Tuttle rarely disappoints and this compelling story of truth and reality – a tad Lynchian – certainly entertained me. Its LA setting and wry Britisher bewilderment only added to the appeal. Great last few lines.
THIS VIDEO DOES NOT EXIST - NICHOLAS ROYLE
And how about a touch of the enigmatic? Better ask Royle to contribute then. And contribute he has! This is a wonderful story, weirdly comic and then viciously serious. Its domestic scenes, daily events and rooting among a home’s common detritus, are set aside images of…oh God, just read it. It goes bone-deep.
NEWSPAPER HEART - STEPHEN VOLK
OK, other than the Marshall, the Moore, the Youers and the Royle, Campbell’s tale reigns supreme here…but what’s this? A novella by Volk, you say? Right let’s give it a go, then... And hell, if the author doesn’t turn in a tale to equal any of those just mentioned. It starts out a tad tame, just a soap opera depiction of domestic life in the 70s, with a nuclear family engaged in all their usual quirks and tensions. But then, with the introduction of the outré element, it deepens into something quite compelling, a story positively thrumming with interpretative possibilities. Volk’s prose here is disarmingly giddy and homely, loaded with common working class phrasing and many a casual cliché. But that’s all deliberate, you see. He’s trying to make this seem like your life, dear reader – the one you enjoyed (if “enjoyed” is the right word) when you were a kid, when daily anxieties induced you to turn to the dark… In short, this is a fitting ending to a book that seeks to recapture the pleasures of that period of life, eight years old (or thereabouts), with all the evils of the world awaiting you…and nothing to save you from the explosive night.

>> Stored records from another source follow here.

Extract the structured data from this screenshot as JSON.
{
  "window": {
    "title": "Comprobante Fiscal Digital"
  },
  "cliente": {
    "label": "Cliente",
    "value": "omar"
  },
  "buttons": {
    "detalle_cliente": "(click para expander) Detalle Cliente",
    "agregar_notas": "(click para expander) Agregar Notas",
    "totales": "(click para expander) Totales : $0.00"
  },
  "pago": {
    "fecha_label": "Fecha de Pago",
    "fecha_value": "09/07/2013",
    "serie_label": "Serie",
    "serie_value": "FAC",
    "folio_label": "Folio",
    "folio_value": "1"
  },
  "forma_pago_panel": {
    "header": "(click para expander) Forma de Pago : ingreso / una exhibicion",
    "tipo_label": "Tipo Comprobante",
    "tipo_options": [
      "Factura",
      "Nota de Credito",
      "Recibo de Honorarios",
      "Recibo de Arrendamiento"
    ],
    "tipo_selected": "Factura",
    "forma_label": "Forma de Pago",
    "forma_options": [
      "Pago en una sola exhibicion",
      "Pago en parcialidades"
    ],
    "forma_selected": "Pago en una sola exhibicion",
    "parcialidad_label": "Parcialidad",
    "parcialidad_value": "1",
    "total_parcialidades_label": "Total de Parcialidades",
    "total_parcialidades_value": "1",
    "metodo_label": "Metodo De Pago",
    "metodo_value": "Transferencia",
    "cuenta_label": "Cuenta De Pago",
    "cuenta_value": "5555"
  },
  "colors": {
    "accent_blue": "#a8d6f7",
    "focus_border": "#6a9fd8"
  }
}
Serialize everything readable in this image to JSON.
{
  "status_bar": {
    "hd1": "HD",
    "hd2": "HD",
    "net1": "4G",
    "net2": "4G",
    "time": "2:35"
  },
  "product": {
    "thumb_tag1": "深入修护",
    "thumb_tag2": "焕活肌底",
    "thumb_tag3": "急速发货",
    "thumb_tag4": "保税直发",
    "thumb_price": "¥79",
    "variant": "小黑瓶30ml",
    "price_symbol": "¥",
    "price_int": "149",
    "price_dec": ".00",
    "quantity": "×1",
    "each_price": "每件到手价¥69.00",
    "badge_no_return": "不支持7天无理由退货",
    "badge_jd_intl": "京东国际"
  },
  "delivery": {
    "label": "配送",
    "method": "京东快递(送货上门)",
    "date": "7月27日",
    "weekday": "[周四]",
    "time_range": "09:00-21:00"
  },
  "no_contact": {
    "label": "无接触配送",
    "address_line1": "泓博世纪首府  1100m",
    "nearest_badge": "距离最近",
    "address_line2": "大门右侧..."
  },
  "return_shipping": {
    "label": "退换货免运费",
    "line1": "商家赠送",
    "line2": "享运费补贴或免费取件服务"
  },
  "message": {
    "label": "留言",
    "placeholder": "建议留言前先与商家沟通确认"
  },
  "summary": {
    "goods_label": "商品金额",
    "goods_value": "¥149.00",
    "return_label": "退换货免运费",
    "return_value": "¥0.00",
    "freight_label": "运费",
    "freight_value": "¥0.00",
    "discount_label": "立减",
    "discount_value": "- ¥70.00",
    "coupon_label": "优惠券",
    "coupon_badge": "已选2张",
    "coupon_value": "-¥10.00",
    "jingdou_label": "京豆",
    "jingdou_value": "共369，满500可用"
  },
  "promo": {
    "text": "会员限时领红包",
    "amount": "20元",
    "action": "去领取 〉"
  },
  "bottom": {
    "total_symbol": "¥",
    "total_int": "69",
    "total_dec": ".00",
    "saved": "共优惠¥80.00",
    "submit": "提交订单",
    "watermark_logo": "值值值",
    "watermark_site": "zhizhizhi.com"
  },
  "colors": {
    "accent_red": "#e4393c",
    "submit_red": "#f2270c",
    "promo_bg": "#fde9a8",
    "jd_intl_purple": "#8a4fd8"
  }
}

And so there we have – the whole book. How did Morris do, in this, his first editorial outing as custodian of dark nostalgia? I’d say it was as good as any antho I’ve read in a while. Of course every book like this has its strong and weaker parts, and hell, some of these can be ascribed to personal taste (some folk might love the Fletcher and Laws, for instance). For me, the collection has six world class stories (Campbell, Marshall, Moore, Youers, Royle and Volk), a bunch of great ones, and the rest are rarely without interest. That makes it a really worthy book, in my view, and no fan of our beloved genre should hesitate to grab a copy.